In the textbooks I often describe a mutual fund as a big "portfolio pie" that serves up as many slices as investors want to buy. Every investor mutually owns his percentage of the portfolio pie. If the ingredients of the pie go up in value, so does the value of the investor's holding. If the ingredients (stocks and bonds) pay dividends and interest to the portfolio, that also makes the slices owned by the investor much sweeter/more valuable. If investors want to turn their slices of pie into cash, the mutual fund will do so any day the markets are open. There's no guarantee as to what a share will be worth on any given day, but that's always true of the investment world.


  1. Ah, thank you very much. I remember your describing a mutual fund as a big "portfolio pie" in your Series 7 book.
    So, mutual funds are relatively safe when compared to stocks, correct?
    I know a lot of my clients and prospects are interested in investing, but they don't have $100,000, for example, and the risk tolerance to purchase stocks.

  2. Hi, Daniel.

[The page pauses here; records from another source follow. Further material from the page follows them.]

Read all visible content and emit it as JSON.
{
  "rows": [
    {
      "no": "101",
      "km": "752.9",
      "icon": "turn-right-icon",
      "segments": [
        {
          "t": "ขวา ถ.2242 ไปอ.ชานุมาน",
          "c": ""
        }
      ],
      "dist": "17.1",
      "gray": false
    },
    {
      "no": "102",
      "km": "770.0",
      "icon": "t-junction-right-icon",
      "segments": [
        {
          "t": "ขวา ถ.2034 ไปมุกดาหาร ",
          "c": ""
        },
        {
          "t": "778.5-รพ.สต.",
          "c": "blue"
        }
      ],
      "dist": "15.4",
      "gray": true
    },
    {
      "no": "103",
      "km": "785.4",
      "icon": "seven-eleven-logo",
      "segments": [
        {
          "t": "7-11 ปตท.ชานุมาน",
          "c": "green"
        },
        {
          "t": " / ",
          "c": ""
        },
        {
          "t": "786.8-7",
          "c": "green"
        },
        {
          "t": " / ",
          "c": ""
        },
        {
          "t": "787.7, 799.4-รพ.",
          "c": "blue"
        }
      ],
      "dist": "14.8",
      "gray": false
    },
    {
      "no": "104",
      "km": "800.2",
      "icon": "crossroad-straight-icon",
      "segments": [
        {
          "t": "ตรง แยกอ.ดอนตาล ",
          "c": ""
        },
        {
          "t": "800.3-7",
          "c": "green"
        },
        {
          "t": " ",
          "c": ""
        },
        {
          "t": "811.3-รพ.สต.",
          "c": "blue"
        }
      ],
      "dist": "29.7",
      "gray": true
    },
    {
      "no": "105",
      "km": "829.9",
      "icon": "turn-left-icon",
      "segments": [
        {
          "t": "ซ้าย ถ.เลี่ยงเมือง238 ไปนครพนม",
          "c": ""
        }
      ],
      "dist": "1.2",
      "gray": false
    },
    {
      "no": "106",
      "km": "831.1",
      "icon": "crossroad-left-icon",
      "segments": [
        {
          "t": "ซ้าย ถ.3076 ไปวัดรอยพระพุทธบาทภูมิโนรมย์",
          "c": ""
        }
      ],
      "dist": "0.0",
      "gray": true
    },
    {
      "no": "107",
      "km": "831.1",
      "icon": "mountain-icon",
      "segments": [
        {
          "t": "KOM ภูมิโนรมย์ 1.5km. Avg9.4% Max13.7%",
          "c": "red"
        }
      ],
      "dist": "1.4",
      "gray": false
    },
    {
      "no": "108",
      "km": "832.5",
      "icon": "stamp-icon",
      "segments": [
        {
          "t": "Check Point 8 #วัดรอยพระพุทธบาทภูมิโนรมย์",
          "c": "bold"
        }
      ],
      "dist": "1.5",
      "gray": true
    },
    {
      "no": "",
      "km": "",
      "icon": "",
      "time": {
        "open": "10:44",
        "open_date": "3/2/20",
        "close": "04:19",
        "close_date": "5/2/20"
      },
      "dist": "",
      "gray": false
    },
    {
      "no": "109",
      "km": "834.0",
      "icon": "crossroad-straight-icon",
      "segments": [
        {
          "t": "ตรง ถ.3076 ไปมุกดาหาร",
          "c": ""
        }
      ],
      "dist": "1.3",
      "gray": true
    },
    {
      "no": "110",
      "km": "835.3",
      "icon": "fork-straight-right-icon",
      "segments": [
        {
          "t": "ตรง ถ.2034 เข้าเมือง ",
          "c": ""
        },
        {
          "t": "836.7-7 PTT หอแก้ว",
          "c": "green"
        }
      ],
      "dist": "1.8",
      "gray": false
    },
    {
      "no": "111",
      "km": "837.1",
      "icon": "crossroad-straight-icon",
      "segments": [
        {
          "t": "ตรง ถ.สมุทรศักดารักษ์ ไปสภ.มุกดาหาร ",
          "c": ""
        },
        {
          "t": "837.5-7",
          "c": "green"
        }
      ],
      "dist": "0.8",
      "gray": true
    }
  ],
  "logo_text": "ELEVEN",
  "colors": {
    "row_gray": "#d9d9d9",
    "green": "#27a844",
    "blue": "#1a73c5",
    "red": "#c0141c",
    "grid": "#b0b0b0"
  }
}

    You couldn't say that mutual funds are safe relative to stocks, necessarily. You could say that mutual funds offer diversification that an equal investment in individual stocks or bonds wouldn't achieve. Mutual funds can lose money really fast, actually, especially over the short-term. Look at a prospectus for a growth fund and see how volatile and unpredicatble the returns are--how they can lose 40% or more of their value in a year, before figuring in expenses or any sales charges. Compliance departments determine exactly how a firm's registered reps should phrase things--and how they shouldn't.